By Kerine Wint
The concept of knowing or creating one’s own body of knowledge to guide and inform one’s perspective is something I believe we should all be paying special attention to. Everyone has a philosophy on life, whether they realize it or not. The process of refining this philosophy will allow you to have something to carry you through rough times and allow you to easily enjoy and appreciate the pleasant moments.
Philosophy refers to a theory or attitude that acts as a guiding principle for behavior. I’ve always been intrigued, and confused by the various types of philosophies that exist and are constantly being blasted whether for finding ways to be happy, to be successful or for finding life fulfillment. All of these philosophies are great in theory until you find contradictions or feel overwhelmed by the life changes you’d have to make to follow-through.
What I’m more interested in is the moral and metaphysical sides of philosophy — ethos, and logos, to put names to it — where we can navigate through right and wrong, virtue, causation, existence; and all the other abstract constructs our lives are plagued by.
Like myself, there may come a time when you’ll find that it’s difficult to build the courage to forge your own path. Despite that, one thing I always try to remember is that my life and life goals are entirely perspectival. Each person’s experience, and thus their perspectives, are unique and it’s only fair to try and accommodate that by creating one’s own abstract rules to live by. Fortunately, establishing a personal philosophy is an endless task – your ideas on life and how you choose to live it will constantly evolve with you.
As you get older, become awakened to new ideas, and learn hard lessons from tough experiences, you’re bound to undergo a few course corrections along the way. As long as you have your basic principles and are comfortable in them, you can have that tailored-compass to all the things you want to become.
If you can’t see where to begin, just use your existing philosophy as a starting point. Everyone has one whether they believe it or not. By starting with the principles you already live by, you’re simply just refining it to make it complementary to the person you are today.
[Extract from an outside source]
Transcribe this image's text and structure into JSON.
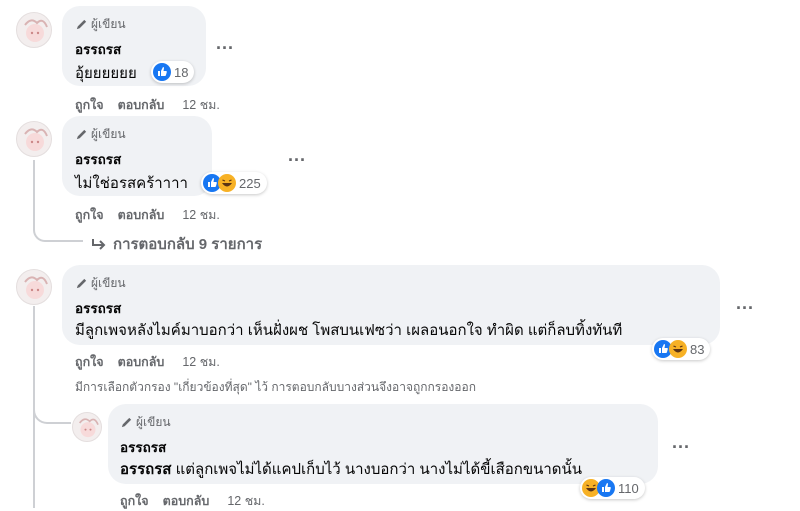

You could also study other philosophies and make a hybrid that suits your individuality.
Don’t worry about being “corrupted” by a new way of thinking, nor should you be afraid of having conflicting principles once you can comfortably distinguish which are useful when. Allow yourself to explore the possibilities. And honestly? See what’s out there first just in case there’s something that fits perfectly. Like I mentioned before, your philosophy, like yourself, will evolve so don’t get hung up on using it for the rest of your life.
Lastly, don’t complicate it. Your philosophy shouldn’t feel like a grave burden. It should make you feel stable, confident, and excited by possibilities, adventure, and opportunities.
This article was originally published on Witted Roots.